Welcome to the July 2018 income report and the first place where I’ve shared my income publicly!
I’m publishing my monthly income report as a transparent way to show you how I actually make a living each month as an entrepreneur, and how it can be scary as f*ck.
There have been months where I’ve thought about applying back to student affairs for a steady paycheck. However, the amount of hours worked is just not worth it for my mental/emotional/physical health to throw myself back into that space just yet. And my bank account. I feel like I’m doing really well on my own so far, and I'm really excited for expected growth in the upcoming months!
Many of you will ask why I would ever want to post my income publicly each month. I want to publish my monthly income for 3 main reasons:
1. Before I started my coaching business, I was not interested in started a coaching business on my own. I obtained my Wellness Coaching Certification in 6 months, preparing...
Here's my story.
A few years ago, I was a student affairs professional who dreamed of owning her own business and leaving the 9-5 grind for good. I even wrote a blog post about the transition. This all started when I left student affairs and transitioned to a higher ed technology company where I ran marketing and social media for almost 3 years.
I felt like I was working nonstop in my first 1-3 years in student affairs, and when I moved into a higher ed, it didn't get much better. Being expected to manage all social media for someone else's dream and company was fun at first (growing our audience + brand), but it was less motivating to do the work after a few years... I wanted to build a business for myself, but I had no idea what I wanted to do.
In October of 2016, I found an online coaching program called Coach Training EDU where I obtained my Wellness Coaching Certification (and you can, too—more details below). In July, I witnessed all of these amazing...
Original post on LinkedIn, when I started this journey in 2015.
About five months ago, I made the decision to leave my job in student affairs, specifically residence life, to explore interests I’ve had for some time. Leaving my first full-time position after ten months was an unexpected obstacle I faced at the beginning of my professional career. I’ve always been a student affairs fan: I knew I wanted to be a residence director my sophomore year in college and I was involved with everything under the umbrella of involvement.

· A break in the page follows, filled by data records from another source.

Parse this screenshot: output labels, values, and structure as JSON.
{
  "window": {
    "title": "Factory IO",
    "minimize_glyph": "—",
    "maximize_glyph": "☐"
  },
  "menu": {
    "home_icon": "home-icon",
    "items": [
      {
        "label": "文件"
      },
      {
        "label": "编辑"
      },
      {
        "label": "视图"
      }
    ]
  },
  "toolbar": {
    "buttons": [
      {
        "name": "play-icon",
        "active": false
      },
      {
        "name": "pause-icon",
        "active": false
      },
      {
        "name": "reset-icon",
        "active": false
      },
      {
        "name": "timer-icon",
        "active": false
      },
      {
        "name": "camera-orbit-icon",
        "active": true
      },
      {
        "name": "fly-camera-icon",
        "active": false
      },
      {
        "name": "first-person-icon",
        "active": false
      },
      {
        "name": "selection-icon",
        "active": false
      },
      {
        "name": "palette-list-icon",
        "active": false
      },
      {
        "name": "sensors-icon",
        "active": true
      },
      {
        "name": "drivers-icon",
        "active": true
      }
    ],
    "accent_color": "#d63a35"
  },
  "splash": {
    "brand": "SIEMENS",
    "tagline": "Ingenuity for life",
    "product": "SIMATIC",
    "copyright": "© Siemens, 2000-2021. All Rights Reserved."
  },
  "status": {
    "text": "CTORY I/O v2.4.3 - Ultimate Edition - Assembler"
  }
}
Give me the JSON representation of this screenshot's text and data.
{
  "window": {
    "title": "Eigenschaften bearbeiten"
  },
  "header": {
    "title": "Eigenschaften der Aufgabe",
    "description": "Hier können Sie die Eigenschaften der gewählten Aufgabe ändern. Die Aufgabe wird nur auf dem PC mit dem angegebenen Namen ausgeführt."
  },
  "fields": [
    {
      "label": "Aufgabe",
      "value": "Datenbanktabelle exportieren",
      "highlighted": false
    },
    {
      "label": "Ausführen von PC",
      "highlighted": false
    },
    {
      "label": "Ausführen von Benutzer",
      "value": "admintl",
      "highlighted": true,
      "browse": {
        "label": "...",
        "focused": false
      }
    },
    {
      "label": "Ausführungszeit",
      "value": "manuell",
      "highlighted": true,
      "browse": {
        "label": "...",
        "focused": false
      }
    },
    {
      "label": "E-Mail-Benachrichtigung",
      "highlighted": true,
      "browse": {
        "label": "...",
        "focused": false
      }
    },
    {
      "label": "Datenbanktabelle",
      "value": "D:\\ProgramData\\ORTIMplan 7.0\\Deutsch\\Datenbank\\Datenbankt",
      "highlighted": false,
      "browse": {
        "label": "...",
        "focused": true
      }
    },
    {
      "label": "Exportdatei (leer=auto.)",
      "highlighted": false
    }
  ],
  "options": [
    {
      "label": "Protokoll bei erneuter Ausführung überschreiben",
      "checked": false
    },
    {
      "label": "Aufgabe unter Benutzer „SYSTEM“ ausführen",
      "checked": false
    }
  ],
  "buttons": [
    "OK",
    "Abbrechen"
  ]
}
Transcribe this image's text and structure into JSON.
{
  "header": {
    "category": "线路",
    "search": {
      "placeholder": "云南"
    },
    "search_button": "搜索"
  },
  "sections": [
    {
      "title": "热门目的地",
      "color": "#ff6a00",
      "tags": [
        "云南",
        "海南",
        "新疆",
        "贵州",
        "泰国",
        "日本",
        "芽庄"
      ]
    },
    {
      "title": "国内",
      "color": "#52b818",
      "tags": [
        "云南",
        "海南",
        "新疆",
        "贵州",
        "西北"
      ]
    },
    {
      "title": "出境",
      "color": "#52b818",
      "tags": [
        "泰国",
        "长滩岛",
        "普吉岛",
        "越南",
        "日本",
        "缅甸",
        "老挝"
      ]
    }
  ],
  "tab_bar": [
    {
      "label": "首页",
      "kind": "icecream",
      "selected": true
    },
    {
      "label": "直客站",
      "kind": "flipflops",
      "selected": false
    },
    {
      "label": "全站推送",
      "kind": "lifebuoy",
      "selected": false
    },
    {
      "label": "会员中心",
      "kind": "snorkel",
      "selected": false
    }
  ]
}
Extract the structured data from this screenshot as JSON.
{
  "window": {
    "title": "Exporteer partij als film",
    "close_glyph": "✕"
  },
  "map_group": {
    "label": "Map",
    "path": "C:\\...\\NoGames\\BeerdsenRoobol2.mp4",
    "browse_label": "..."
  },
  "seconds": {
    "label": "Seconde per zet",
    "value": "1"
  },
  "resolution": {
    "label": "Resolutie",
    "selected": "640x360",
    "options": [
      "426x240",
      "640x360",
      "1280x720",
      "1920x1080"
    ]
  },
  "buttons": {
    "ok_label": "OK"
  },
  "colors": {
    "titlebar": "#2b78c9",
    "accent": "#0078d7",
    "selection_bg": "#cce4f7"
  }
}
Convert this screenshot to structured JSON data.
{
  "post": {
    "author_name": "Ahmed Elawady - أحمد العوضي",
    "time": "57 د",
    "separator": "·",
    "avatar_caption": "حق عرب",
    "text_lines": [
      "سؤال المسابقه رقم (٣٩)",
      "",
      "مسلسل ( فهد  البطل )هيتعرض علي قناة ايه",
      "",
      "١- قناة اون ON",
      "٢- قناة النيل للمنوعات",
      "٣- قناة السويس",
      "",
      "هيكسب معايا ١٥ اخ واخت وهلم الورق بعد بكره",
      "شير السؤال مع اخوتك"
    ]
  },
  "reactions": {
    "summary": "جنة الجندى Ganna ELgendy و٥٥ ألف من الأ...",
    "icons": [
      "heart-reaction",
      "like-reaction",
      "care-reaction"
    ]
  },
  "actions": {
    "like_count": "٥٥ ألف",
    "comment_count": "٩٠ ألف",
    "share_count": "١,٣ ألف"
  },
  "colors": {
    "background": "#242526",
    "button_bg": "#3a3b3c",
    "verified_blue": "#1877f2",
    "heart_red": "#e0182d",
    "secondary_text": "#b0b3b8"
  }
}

After graduating with a Bachelor's in business management and public relations along with a college student personnel Master's degree, I held onto that vision. With it included a five- to ten-year plan of becoming a living-learning community specialist and a director of residence life. By the time I was ready to move onto the “new professional” stage of my career as an area coordinator, I felt overcome with anxiety. I was finally...